William Morrow and Company, Inc., 1994 255 pp. 20.00

Copyright © Steven E. Alford


Part of our fascination with serial killers is that they allow a modern formulation of an eternal question: is evil a genuine force in the world, or can seemingly evil acts be explained scientifically, as originating in genetic malformation or environmental causes? While Hannibal Lecter's crimes entertain, the horrors Jeffrey Dahmer perpetrated were real. Monster? Genetic or environmental victim? Let's ask Jeff's dad.

In A Father's Story Lionel Dahmer tries to confront the question of how he and his wife spawned one of America's most relentless and despicable killers. This results in a most curious document, one which wears candor on its sleeve, yet seems to obscure as much as it reveals.

Lionel Dahmer was socially inept and, like many men of his generation, out of touch with his feelings. As a graduate chemistry student, he witnessed his wife Joyce's emotional deterioration during her first pregnancy with Jeff. "She began to develop uncontrollable muscle spasms ¼ During these strange seizures, her eyes would bulge like a frightened animal, and she would begin to salivate, literally frothing at the mouth." Owing to her rigidity, "¼ a doctor would usually have to intervene, giving Joyce injections of barbiturates and morphine, which would finally relax her."
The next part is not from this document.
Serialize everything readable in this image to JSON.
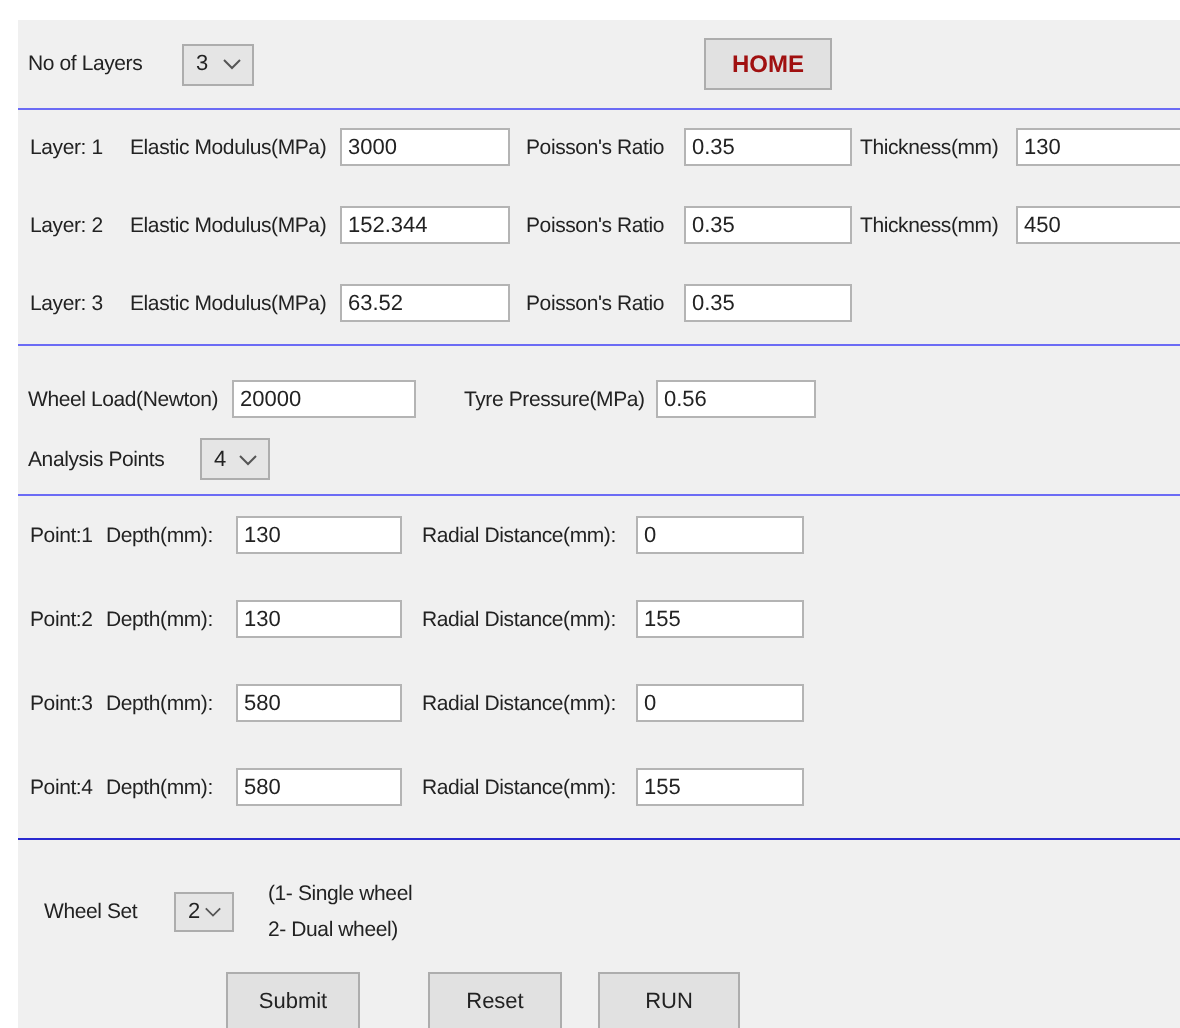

Heavily medicated, she eventually bore Jeffrey, whose childhood seemed normal, unless one views his behavior through the lens of what he will become. Then, his childhood medical problems don't seem so routine. Owing to repeated infections, he had repeated injections. "His little buttocks were covered with injection lumps, and he began to lash out at the nurses and doctors who labored to treat him." A double hernia operation followed. Afterward he was in so much pain he asked his mother if the doctors had cut off his penis.
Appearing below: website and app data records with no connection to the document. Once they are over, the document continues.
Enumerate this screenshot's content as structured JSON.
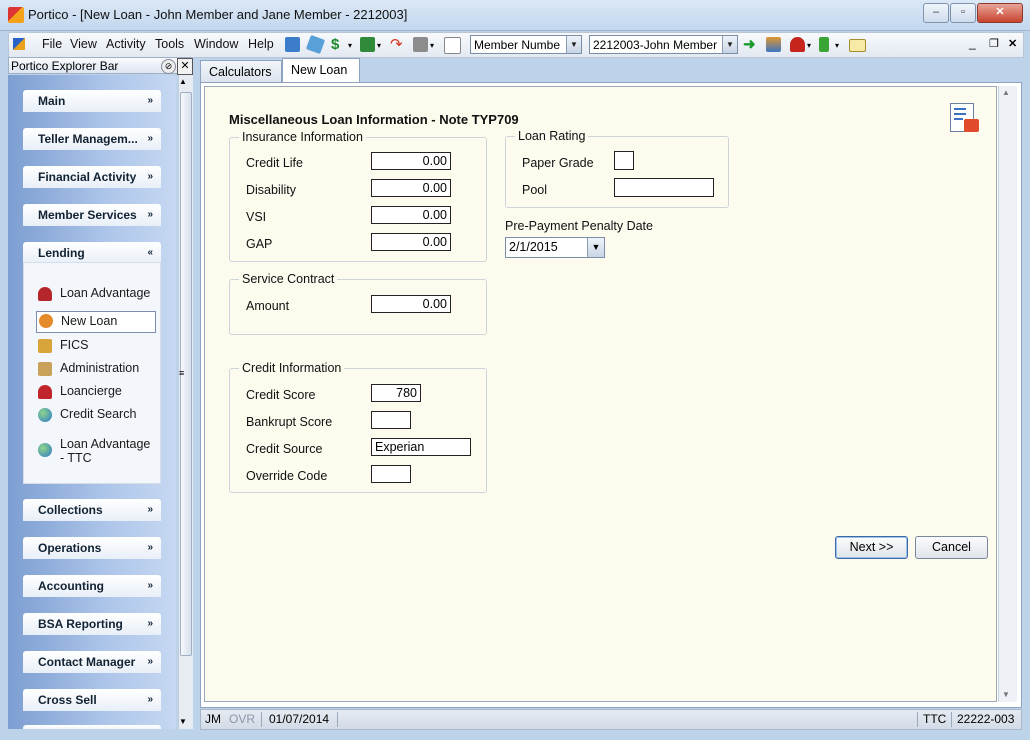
{
  "window": {
    "title": "Portico - [New Loan - John Member and Jane Member - 2212003]",
    "minimize": "–",
    "restore": "▫",
    "close": "✕"
  },
  "menu": {
    "items": [
      "File",
      "View",
      "Activity",
      "Tools",
      "Window",
      "Help"
    ],
    "search_type": "Member Numbe",
    "member_select": "2212003-John Member",
    "mdi_minimize": "_",
    "mdi_restore": "❐",
    "mdi_close": "✕"
  },
  "explorer": {
    "title": "Portico Explorer Bar",
    "sections_top": [
      "Main",
      "Teller Managem...",
      "Financial Activity",
      "Member Services"
    ],
    "lending": {
      "label": "Lending",
      "items": [
        "Loan Advantage",
        "New Loan",
        "FICS",
        "Administration",
        "Loancierge",
        "Credit Search",
        "Loan Advantage - TTC"
      ]
    },
    "sections_bottom": [
      "Collections",
      "Operations",
      "Accounting",
      "BSA Reporting",
      "Contact Manager",
      "Cross Sell"
    ]
  },
  "tabs": [
    "Calculators",
    "New Loan"
  ],
  "form": {
    "heading": "Miscellaneous Loan Information - Note TYP709",
    "insurance": {
      "title": "Insurance Information",
      "credit_life_label": "Credit Life",
      "credit_life": "0.00",
      "disability_label": "Disability",
      "disability": "0.00",
      "vsi_label": "VSI",
      "vsi": "0.00",
      "gap_label": "GAP",
      "gap": "0.00"
    },
    "service_contract": {
      "title": "Service Contract",
      "amount_label": "Amount",
      "amount": "0.00"
    },
    "credit": {
      "title": "Credit Information",
      "score_label": "Credit Score",
      "score": "780",
      "bankrupt_label": "Bankrupt Score",
      "bankrupt": "",
      "source_label": "Credit Source",
      "source": "Experian",
      "override_label": "Override Code",
      "override": ""
    },
    "loan_rating": {
      "title": "Loan Rating",
      "paper_grade_label": "Paper Grade",
      "paper_grade": "",
      "pool_label": "Pool",
      "pool": ""
    },
    "prepayment": {
      "label": "Pre-Payment Penalty Date",
      "value": "2/1/2015"
    },
    "next_button": "Next >>",
    "cancel_button": "Cancel"
  },
  "status": {
    "user": "JM",
    "ovr": "OVR",
    "date": "01/07/2014",
    "mode": "TTC",
    "branch": "22222-003"
  },
  "colors": {
    "form_bg": "#fdfaee",
    "explorer_gradient": "#7c9ed1",
    "title_bar": "#c3d7ee"
  }
}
Otherwise, Jeffrey's childhood was marred only by Lionel and Joyce's relationship, which led to divorce during Jeffrey's adolescence. Even before his parents' breakup, however, Jeffrey had begun to withdraw. "A strange fear had begun to creep into his personality, a dread of others that was combined with a general lack of self-confidence. It was as if he had come to expect that other people might harm him in some way, and so he wanted to stay clear of them."

Following Joyce's sudden disappearance, Jeffrey moved in with his grandmother. Here he began his first murders, hiding bodies beneath the garage, and keeping the head of one victim in a box in his room.

One day the police call Lionel, saying there has been a murder. In a tribute to Lionel's ignorance, he thinks someone had murdered Jeffrey.

In examining his life, Lionel sees many of Jeffrey's qualities in himself, but cannot explain why Jeffrey passed the line into murder. Lionel's recurrent explanation is psychological. "The dread of people leaving him had been at the root of more than one of Jeff's murders. In general, Jeff had simply wanted to 'keep' people permanently, to hold them fixedly within his grasp. He had wanted to make them literally a part of him, a permanent part, utterly inseparable from himself."

Seeing his father for the first time after his arrest, Jeffrey responds to the horrors he perpetrated sounding more like the Beaver confronted by Ward: "I guess I've really done it this time."

While Lionel Dahmer's candor is both admirable and painful to watch, A Father's Life presents more a road map of masculine emotional repression than an explanation for Jeffrey's crimes. Read it as an uncomfortable self-examination, but don't expect it to explain the origin of evil.